On International Anti-Corruption Day, EITI Board Chair Rt Hon. Helen Clark argues that continuing efforts to publish the beneficial owners of companies are vital to combat corruption in the extractive sector.
Governments in 57 countries are making important strides in publishing information on the beneficial owners of extractive companies, using the beneficial ownership provisions of the EITI Standard. Research published earlier this week by the Opening Extractives programme has demonstrated the utility and importance of public registers being used for this purpose. It highlights cases where public data on company ownership has been used to counter corruption by “following the money” to investigate corruption cases, reduce corruption risk, and analyse data to improve policy and strengthen data integrity.
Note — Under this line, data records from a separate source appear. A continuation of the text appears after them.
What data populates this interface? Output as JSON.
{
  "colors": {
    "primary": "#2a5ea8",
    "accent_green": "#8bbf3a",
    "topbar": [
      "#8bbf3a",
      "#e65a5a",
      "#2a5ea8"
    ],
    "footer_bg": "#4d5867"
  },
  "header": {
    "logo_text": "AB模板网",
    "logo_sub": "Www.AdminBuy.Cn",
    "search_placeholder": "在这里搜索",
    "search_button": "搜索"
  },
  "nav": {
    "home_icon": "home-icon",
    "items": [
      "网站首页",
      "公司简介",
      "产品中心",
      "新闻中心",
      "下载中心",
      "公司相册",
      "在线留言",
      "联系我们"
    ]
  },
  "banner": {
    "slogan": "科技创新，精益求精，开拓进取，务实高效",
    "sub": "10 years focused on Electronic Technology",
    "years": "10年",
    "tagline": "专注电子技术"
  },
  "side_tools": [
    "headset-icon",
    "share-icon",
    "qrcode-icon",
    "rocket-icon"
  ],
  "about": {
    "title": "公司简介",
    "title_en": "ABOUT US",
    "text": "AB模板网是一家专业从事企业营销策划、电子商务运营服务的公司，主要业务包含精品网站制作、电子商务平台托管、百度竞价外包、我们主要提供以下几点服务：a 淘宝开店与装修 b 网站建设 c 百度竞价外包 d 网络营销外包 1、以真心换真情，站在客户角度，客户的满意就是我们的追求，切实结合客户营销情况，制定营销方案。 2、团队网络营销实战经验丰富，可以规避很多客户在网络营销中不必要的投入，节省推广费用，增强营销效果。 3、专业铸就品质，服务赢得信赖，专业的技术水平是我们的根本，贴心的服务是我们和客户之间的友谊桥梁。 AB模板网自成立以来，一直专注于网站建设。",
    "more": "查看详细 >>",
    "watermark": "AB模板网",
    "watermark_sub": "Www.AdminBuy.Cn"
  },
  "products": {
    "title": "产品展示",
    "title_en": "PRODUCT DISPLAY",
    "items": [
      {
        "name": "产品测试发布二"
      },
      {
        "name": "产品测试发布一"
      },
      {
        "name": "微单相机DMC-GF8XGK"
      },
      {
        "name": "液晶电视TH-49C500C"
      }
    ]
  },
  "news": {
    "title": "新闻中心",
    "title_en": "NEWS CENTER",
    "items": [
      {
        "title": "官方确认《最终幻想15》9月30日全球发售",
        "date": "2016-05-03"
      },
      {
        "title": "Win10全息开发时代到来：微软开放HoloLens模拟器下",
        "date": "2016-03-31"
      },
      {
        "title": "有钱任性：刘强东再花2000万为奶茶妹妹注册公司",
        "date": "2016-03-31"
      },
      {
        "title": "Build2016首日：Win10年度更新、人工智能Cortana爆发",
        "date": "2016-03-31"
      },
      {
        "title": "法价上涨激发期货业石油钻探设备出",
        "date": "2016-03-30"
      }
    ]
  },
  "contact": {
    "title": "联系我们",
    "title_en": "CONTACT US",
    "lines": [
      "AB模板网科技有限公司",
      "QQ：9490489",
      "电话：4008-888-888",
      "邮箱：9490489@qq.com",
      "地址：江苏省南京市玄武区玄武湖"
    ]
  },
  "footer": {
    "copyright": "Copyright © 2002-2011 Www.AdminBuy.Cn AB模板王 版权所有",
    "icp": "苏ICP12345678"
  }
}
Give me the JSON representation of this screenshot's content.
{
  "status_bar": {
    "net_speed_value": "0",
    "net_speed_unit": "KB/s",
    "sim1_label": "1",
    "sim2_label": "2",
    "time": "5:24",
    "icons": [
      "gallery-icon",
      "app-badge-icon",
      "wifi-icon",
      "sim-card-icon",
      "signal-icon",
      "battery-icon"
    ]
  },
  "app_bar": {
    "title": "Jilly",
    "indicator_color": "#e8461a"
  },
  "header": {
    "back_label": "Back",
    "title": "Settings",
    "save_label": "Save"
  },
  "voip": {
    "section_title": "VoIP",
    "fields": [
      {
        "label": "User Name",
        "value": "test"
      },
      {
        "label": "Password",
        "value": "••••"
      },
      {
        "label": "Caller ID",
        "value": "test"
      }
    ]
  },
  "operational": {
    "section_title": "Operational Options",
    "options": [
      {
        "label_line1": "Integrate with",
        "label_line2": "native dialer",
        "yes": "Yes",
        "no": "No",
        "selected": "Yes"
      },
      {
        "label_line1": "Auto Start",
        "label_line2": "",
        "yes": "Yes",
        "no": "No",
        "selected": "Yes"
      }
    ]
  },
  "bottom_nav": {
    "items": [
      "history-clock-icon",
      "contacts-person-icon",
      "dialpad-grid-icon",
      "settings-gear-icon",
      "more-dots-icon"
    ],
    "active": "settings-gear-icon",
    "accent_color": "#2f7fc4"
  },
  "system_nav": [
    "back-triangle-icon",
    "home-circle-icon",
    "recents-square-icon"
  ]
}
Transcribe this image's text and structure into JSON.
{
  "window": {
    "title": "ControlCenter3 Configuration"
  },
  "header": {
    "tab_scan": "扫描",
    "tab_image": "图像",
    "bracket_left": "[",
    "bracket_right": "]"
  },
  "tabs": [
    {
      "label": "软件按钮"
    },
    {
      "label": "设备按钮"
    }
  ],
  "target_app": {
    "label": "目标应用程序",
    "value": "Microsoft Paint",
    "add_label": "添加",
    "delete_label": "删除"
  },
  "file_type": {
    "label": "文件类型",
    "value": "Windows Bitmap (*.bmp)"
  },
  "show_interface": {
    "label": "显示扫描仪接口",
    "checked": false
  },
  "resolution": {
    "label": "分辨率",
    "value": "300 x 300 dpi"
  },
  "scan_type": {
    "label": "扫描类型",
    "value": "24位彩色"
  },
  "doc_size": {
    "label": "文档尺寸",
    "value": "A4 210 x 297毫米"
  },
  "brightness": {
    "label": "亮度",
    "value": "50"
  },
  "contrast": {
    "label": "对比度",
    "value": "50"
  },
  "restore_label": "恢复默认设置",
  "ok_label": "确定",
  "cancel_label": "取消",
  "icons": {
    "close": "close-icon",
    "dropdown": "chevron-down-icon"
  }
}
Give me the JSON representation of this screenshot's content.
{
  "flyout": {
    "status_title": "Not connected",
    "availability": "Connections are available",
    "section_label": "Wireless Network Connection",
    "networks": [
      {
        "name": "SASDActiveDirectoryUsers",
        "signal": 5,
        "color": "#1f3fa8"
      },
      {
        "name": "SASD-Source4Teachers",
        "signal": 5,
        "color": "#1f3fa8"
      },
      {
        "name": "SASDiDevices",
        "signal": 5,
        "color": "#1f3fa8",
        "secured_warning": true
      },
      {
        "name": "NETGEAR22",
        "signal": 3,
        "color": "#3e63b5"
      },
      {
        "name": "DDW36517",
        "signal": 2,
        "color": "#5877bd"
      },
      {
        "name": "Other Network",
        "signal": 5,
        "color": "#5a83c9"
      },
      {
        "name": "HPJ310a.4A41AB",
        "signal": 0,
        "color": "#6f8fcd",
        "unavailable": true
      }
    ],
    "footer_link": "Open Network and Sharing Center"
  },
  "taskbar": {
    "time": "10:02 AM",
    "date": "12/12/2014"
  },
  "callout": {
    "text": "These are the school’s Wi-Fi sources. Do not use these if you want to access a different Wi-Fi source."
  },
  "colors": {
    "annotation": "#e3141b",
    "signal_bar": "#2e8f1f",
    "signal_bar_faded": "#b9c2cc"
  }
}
“In the context of the extractive sector, which is at high risk of corruption, this information is critical to achieving transparency and good governance. Without it, citizens cannot identify beneficiaries of licenses or operations in the sector in order to form a full picture of how revenues flow and to whom,” said Helen Clark, EITI Board Chair.
“While the ruling has focused attention in the EU on the legal basis for public beneficial ownership registers, it should not be allowed to slow the pace of ongoing reforms elsewhere,” said Helen Clark. “In most jurisdictions, natural resources are owned by citizens. The ruling does not affect their legitimate interest to understand who benefits from their natural resources.”
“The ruling is specific to the EU context and legislation. In the wake of the ruling, the EITI joins with partners to urge leaders and supporters of beneficial ownership transparency – including companies, civil society and governments – to champion the benefits of public registers and continue work underway to implement the beneficial ownership provisions of the EITI Standard.
With the 6th Anti-Money Laundering Directive of the EU under development, the European Council, Commission and Parliament should engage in urgent discussions with companies, civil society and other stakeholders about this ruling, to consider how public access to registers could be restored through a revised directive.
Given the influence of EU policy around the world, a statement demonstrating the Commission's leadership on this agenda would reassure governments outside EU countries that action is being taken and give further momentum to essential reforms. It would also reassure data users in those countries that they can and should continue to use and access public data to deepen the fight against corruption, build fairer markets and manage business risk.
It is our expectation that EITI implementing countries outside the EU will continue progress on collecting and disclosing beneficial ownership data as required by the EITI Standard. EITI requirements on beneficial ownership disclosure are based on broader objectives related to fighting corruption in the extractive sector. Any slowing of progress towards beneficial ownership disclosure would be a setback, and would play directly into the hands of those seeking to use anonymous companies to shield corrupt activities from public view,” Helen Clark said.